Top of DATA RECORDS

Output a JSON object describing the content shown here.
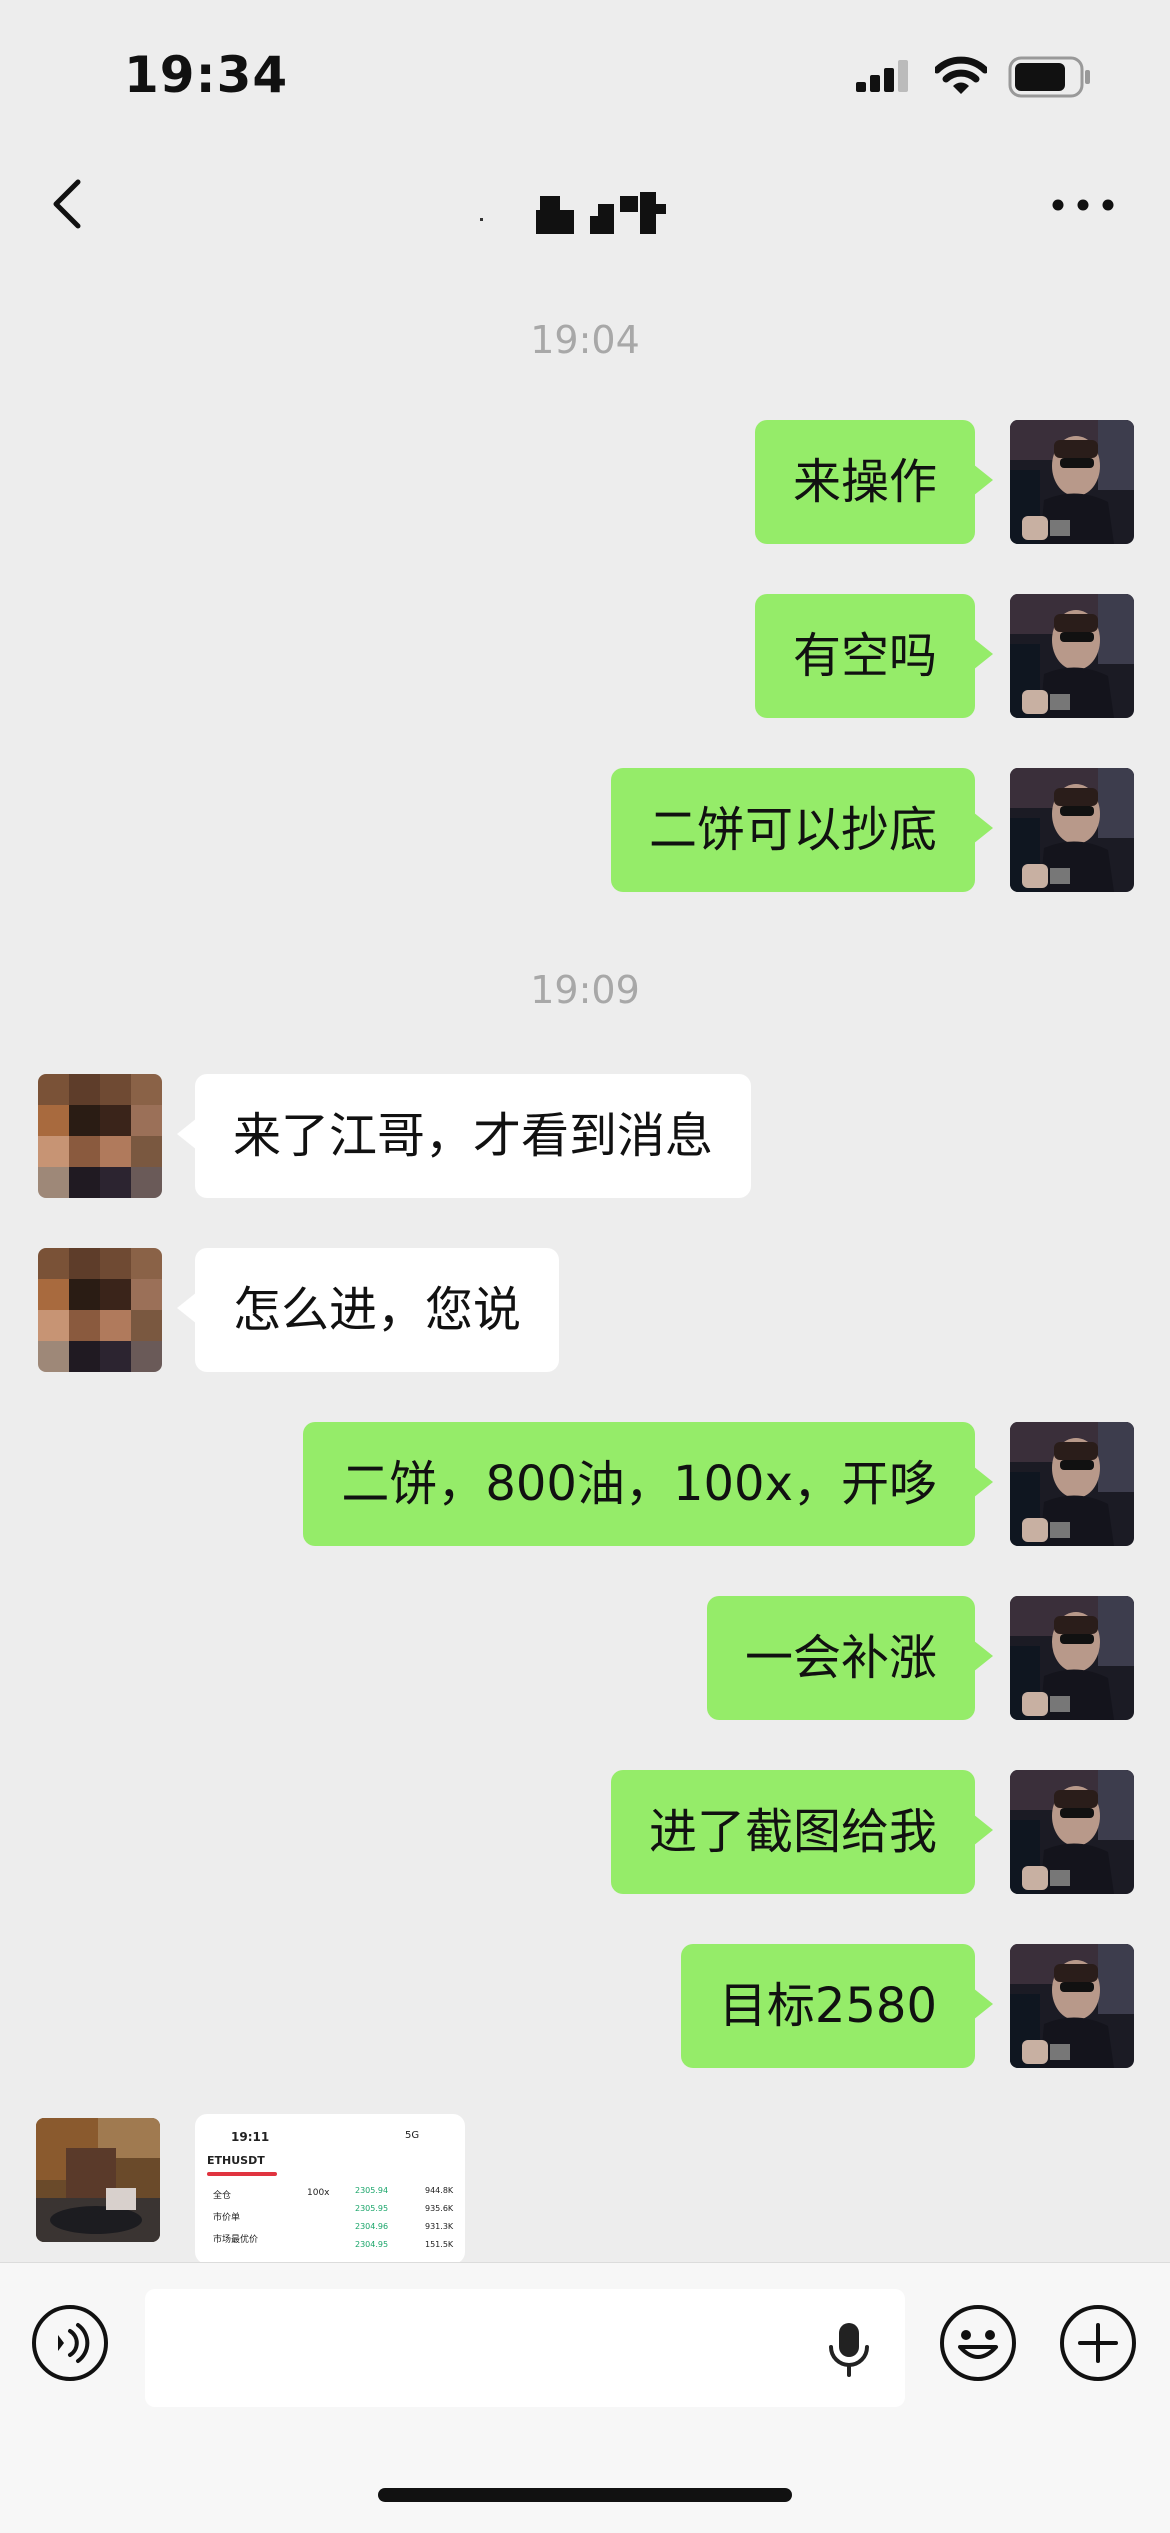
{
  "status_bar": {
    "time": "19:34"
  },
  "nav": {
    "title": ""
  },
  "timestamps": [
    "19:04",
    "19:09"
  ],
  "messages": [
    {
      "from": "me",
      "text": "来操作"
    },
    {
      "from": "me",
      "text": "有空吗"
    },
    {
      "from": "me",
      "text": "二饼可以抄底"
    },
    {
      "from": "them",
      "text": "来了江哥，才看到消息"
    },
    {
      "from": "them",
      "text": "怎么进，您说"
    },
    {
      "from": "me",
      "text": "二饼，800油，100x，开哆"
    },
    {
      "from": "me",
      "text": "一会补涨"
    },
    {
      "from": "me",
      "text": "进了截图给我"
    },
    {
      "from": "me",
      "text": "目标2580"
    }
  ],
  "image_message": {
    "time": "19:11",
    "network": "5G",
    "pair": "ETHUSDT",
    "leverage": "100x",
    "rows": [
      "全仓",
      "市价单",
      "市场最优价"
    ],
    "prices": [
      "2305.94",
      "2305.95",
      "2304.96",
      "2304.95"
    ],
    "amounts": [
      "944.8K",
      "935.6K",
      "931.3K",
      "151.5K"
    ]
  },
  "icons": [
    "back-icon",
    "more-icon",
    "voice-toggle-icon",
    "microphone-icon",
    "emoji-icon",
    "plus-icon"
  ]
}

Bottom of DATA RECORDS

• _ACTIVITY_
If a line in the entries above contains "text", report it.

• _COMPLETED EXERCISE_
      "text": "来操作"
      "text": "有空吗"
      "text": "二饼可以抄底"
      "text": "来了江哥，才看到消息"
      "text": "怎么进，您说"
      "text": "二饼，800油，100x，开哆"
      "text": "一会补涨"
      "text": "进了截图给我"
      "text": "目标2580"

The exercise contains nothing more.